◆ Records supplied
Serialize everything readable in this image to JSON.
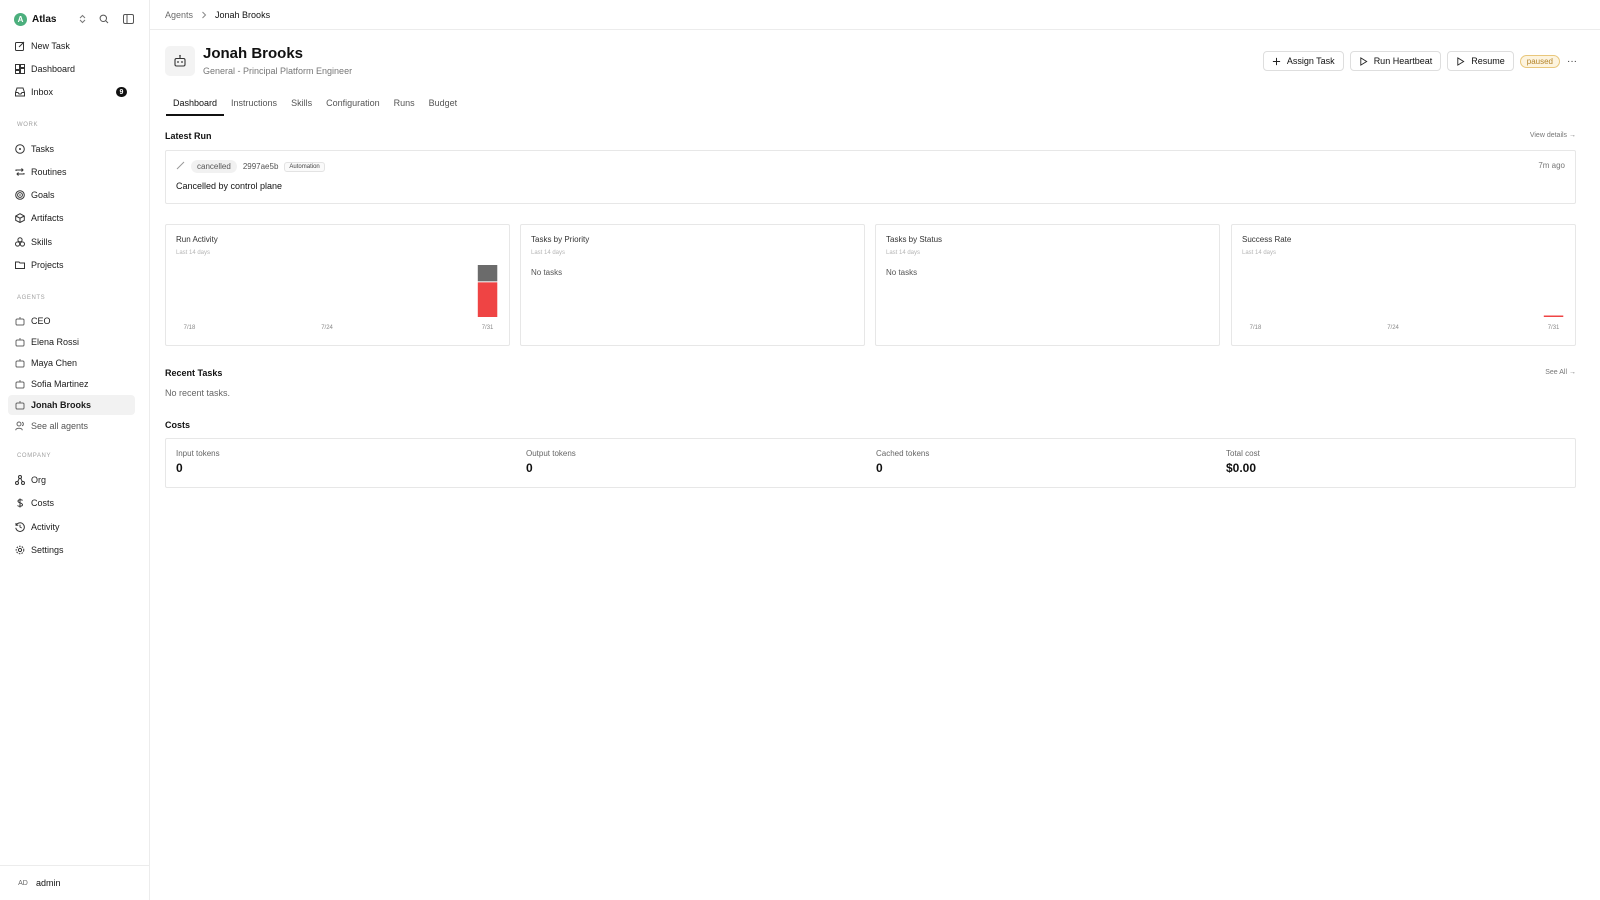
{
  "workspace": {
    "initial": "A",
    "name": "Atlas"
  },
  "sidebar": {
    "top_items": [
      {
        "label": "New Task",
        "icon": "edit-icon"
      },
      {
        "label": "Dashboard",
        "icon": "dashboard-icon"
      },
      {
        "label": "Inbox",
        "icon": "inbox-icon",
        "badge": "9"
      }
    ],
    "work_label": "WORK",
    "work_items": [
      {
        "label": "Tasks",
        "icon": "circle-icon"
      },
      {
        "label": "Routines",
        "icon": "repeat-icon"
      },
      {
        "label": "Goals",
        "icon": "target-icon"
      },
      {
        "label": "Artifacts",
        "icon": "box-icon"
      },
      {
        "label": "Skills",
        "icon": "boxes-icon"
      },
      {
        "label": "Projects",
        "icon": "folder-icon"
      }
    ],
    "agents_label": "AGENTS",
    "agent_items": [
      {
        "label": "CEO"
      },
      {
        "label": "Elena Rossi"
      },
      {
        "label": "Maya Chen"
      },
      {
        "label": "Sofia Martinez"
      },
      {
        "label": "Jonah Brooks",
        "active": true
      }
    ],
    "see_all": "See all agents",
    "company_label": "COMPANY",
    "company_items": [
      {
        "label": "Org",
        "icon": "org-icon"
      },
      {
        "label": "Costs",
        "icon": "dollar-icon"
      },
      {
        "label": "Activity",
        "icon": "history-icon"
      },
      {
        "label": "Settings",
        "icon": "gear-icon"
      }
    ],
    "user": {
      "initials": "AD",
      "name": "admin"
    }
  },
  "breadcrumb": {
    "parent": "Agents",
    "current": "Jonah Brooks"
  },
  "agent": {
    "name": "Jonah Brooks",
    "subtitle": "General - Principal Platform Engineer",
    "status": "paused"
  },
  "actions": {
    "assign": "Assign Task",
    "heartbeat": "Run Heartbeat",
    "resume": "Resume",
    "more": "···"
  },
  "tabs": [
    "Dashboard",
    "Instructions",
    "Skills",
    "Configuration",
    "Runs",
    "Budget"
  ],
  "latest_run": {
    "title": "Latest Run",
    "view_details": "View details →",
    "status": "cancelled",
    "hash": "2997ae5b",
    "tag": "Automation",
    "time": "7m ago",
    "message": "Cancelled by control plane"
  },
  "cards": {
    "run_activity": {
      "title": "Run Activity",
      "sub": "Last 14 days"
    },
    "priority": {
      "title": "Tasks by Priority",
      "sub": "Last 14 days",
      "empty": "No tasks"
    },
    "status": {
      "title": "Tasks by Status",
      "sub": "Last 14 days",
      "empty": "No tasks"
    },
    "success": {
      "title": "Success Rate",
      "sub": "Last 14 days"
    }
  },
  "chart_data": [
    {
      "type": "bar",
      "title": "Run Activity",
      "categories": [
        "7/18",
        "7/19",
        "7/20",
        "7/21",
        "7/22",
        "7/23",
        "7/24",
        "7/25",
        "7/26",
        "7/27",
        "7/28",
        "7/29",
        "7/30",
        "7/31"
      ],
      "tick_labels": [
        "7/18",
        "7/24",
        "7/31"
      ],
      "series": [
        {
          "values": [
            0,
            0,
            0,
            0,
            0,
            0,
            0,
            0,
            0,
            0,
            0,
            0,
            0,
            2
          ],
          "color": "#ef4444"
        },
        {
          "values": [
            0,
            0,
            0,
            0,
            0,
            0,
            0,
            0,
            0,
            0,
            0,
            0,
            0,
            1
          ],
          "color": "#6b6b6b"
        }
      ],
      "ylim": [
        0,
        3
      ]
    },
    {
      "type": "bar",
      "title": "Success Rate",
      "categories": [
        "7/18",
        "7/19",
        "7/20",
        "7/21",
        "7/22",
        "7/23",
        "7/24",
        "7/25",
        "7/26",
        "7/27",
        "7/28",
        "7/29",
        "7/30",
        "7/31"
      ],
      "tick_labels": [
        "7/18",
        "7/24",
        "7/31"
      ],
      "values": [
        null,
        null,
        null,
        null,
        null,
        null,
        null,
        null,
        null,
        null,
        null,
        null,
        null,
        0
      ],
      "color": "#ef4444",
      "ylim": [
        0,
        100
      ]
    }
  ],
  "recent_tasks": {
    "title": "Recent Tasks",
    "see_all": "See All →",
    "empty": "No recent tasks."
  },
  "costs": {
    "title": "Costs",
    "items": [
      {
        "label": "Input tokens",
        "value": "0"
      },
      {
        "label": "Output tokens",
        "value": "0"
      },
      {
        "label": "Cached tokens",
        "value": "0"
      },
      {
        "label": "Total cost",
        "value": "$0.00"
      }
    ]
  }
}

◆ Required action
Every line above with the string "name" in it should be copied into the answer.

◆ Exercise response
    "name": "Atlas"
      "name": "admin"
    "name": "Jonah Brooks",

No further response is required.